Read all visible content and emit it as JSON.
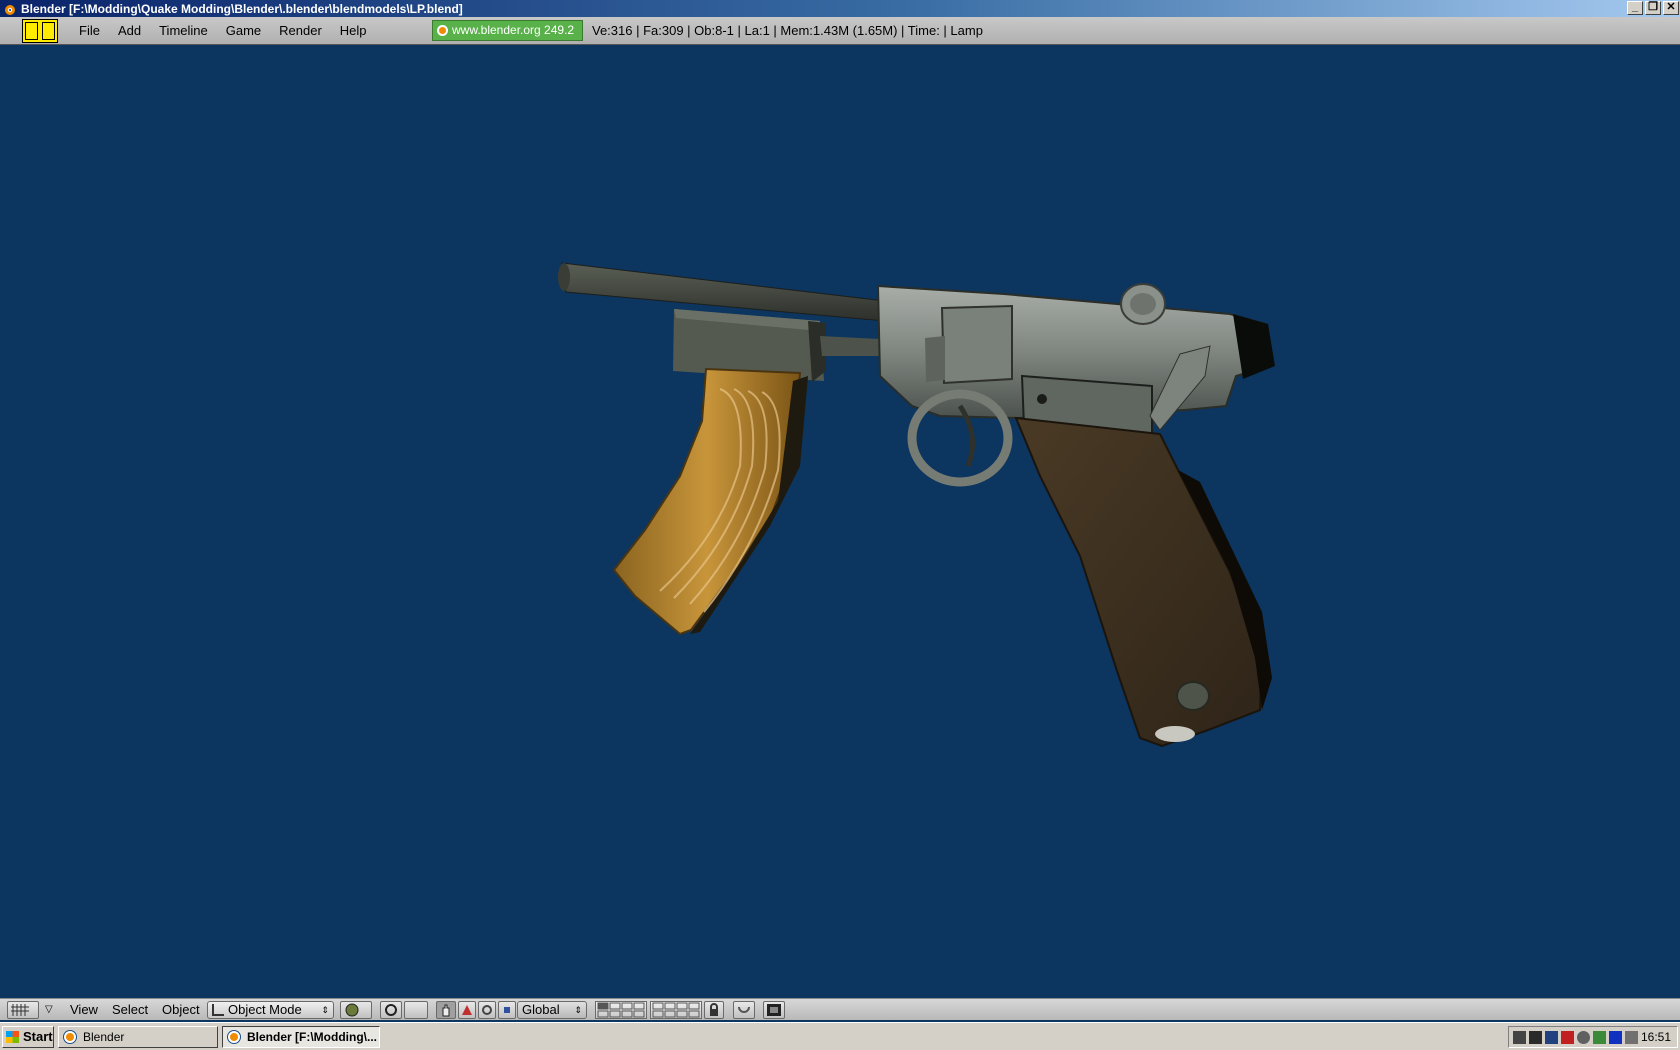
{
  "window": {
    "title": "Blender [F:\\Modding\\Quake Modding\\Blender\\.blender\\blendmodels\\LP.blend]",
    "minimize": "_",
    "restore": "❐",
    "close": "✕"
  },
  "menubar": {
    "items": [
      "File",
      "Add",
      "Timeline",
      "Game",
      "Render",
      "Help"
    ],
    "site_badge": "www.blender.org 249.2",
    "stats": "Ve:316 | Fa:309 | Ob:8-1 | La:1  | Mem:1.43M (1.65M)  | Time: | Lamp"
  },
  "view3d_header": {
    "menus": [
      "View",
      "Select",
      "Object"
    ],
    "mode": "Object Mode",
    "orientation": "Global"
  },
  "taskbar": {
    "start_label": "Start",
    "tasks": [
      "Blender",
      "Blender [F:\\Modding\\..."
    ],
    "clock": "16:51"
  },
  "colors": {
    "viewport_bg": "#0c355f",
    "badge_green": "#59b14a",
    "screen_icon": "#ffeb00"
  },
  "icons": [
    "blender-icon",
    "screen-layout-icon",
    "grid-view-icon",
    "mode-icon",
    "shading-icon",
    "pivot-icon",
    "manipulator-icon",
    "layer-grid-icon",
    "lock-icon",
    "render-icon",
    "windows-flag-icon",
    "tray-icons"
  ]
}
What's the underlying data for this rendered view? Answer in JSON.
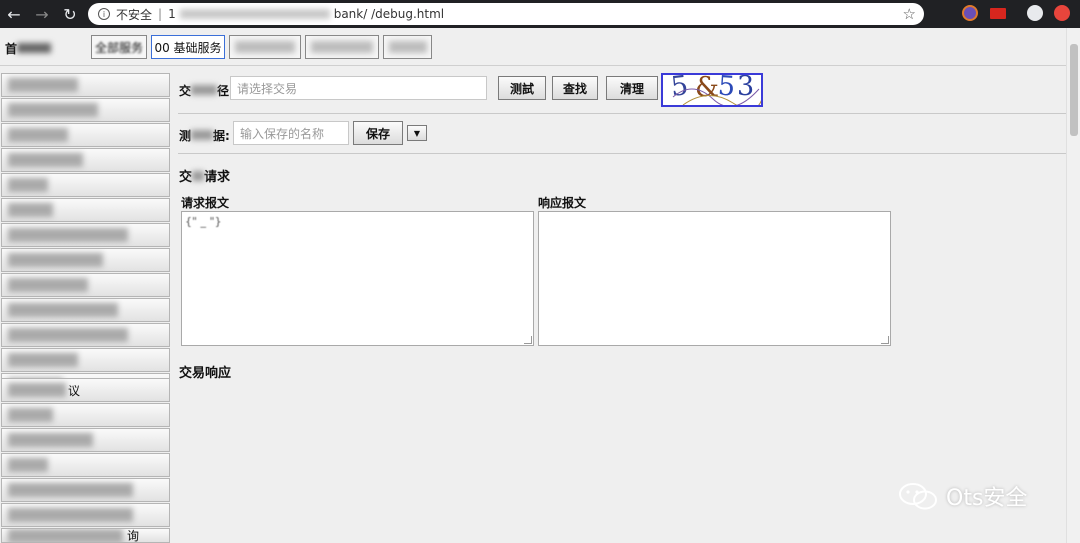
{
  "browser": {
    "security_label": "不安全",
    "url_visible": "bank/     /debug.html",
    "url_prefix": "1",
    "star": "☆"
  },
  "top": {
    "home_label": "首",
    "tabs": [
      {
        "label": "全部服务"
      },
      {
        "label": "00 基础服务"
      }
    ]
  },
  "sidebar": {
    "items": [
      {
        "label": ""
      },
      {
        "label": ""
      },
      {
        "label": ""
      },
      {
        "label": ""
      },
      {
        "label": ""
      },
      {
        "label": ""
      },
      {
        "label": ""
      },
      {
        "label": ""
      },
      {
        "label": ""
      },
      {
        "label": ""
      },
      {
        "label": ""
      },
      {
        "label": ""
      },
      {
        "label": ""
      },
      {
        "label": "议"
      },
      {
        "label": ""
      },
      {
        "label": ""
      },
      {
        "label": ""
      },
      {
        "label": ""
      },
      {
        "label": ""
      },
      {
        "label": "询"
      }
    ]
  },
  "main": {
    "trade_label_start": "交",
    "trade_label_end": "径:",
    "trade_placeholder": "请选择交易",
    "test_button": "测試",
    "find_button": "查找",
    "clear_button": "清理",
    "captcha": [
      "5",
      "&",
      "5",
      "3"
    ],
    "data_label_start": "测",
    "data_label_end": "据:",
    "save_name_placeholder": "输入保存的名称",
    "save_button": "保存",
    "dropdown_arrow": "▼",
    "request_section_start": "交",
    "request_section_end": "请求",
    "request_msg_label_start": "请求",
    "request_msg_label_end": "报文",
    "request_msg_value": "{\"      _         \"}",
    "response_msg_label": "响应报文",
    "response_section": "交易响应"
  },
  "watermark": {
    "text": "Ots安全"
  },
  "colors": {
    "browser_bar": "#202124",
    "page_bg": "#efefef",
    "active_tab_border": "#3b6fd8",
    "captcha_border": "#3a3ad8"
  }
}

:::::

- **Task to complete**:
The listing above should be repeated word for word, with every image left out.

- **Result**:
Read all visible content and emit it as JSON.
{
  "window": {
    "title": "Blender [F:\\Modding\\Quake Modding\\Blender\\.blender\\blendmodels\\LP.blend]",
    "minimize": "_",
    "restore": "❐",
    "close": "✕"
  },
  "menubar": {
    "items": [
      "File",
      "Add",
      "Timeline",
      "Game",
      "Render",
      "Help"
    ],
    "site_badge": "www.blender.org 249.2",
    "stats": "Ve:316 | Fa:309 | Ob:8-1 | La:1  | Mem:1.43M (1.65M)  | Time: | Lamp"
  },
  "view3d_header": {
    "menus": [
      "View",
      "Select",
      "Object"
    ],
    "mode": "Object Mode",
    "orientation": "Global"
  },
  "taskbar": {
    "start_label": "Start",
    "tasks": [
      "Blender",
      "Blender [F:\\Modding\\..."
    ],
    "clock": "16:51"
  },
  "colors": {
    "viewport_bg": "#0c355f",
    "badge_green": "#59b14a",
    "screen_icon": "#ffeb00"
  },
  "icons": [
    "blender-icon",
    "screen-layout-icon",
    "grid-view-icon",
    "mode-icon",
    "shading-icon",
    "pivot-icon",
    "manipulator-icon",
    "layer-grid-icon",
    "lock-icon",
    "render-icon",
    "windows-flag-icon",
    "tray-icons"
  ]
}
What's the underlying data for this rendered view? Answer in JSON.
{
  "browser": {
    "security_label": "不安全",
    "url_visible": "bank/     /debug.html",
    "url_prefix": "1",
    "star": "☆"
  },
  "top": {
    "home_label": "首",
    "tabs": [
      {
        "label": "全部服务"
      },
      {
        "label": "00 基础服务"
      }
    ]
  },
  "sidebar": {
    "items": [
      {
        "label": ""
      },
      {
        "label": ""
      },
      {
        "label": ""
      },
      {
        "label": ""
      },
      {
        "label": ""
      },
      {
        "label": ""
      },
      {
        "label": ""
      },
      {
        "label": ""
      },
      {
        "label": ""
      },
      {
        "label": ""
      },
      {
        "label": ""
      },
      {
        "label": ""
      },
      {
        "label": ""
      },
      {
        "label": "议"
      },
      {
        "label": ""
      },
      {
        "label": ""
      },
      {
        "label": ""
      },
      {
        "label": ""
      },
      {
        "label": ""
      },
      {
        "label": "询"
      }
    ]
  },
  "main": {
    "trade_label_start": "交",
    "trade_label_end": "径:",
    "trade_placeholder": "请选择交易",
    "test_button": "测試",
    "find_button": "查找",
    "clear_button": "清理",
    "captcha": [
      "5",
      "&",
      "5",
      "3"
    ],
    "data_label_start": "测",
    "data_label_end": "据:",
    "save_name_placeholder": "输入保存的名称",
    "save_button": "保存",
    "dropdown_arrow": "▼",
    "request_section_start": "交",
    "request_section_end": "请求",
    "request_msg_label_start": "请求",
    "request_msg_label_end": "报文",
    "request_msg_value": "{\"      _         \"}",
    "response_msg_label": "响应报文",
    "response_section": "交易响应"
  },
  "watermark": {
    "text": "Ots安全"
  },
  "colors": {
    "browser_bar": "#202124",
    "page_bg": "#efefef",
    "active_tab_border": "#3b6fd8",
    "captcha_border": "#3a3ad8"
  }
}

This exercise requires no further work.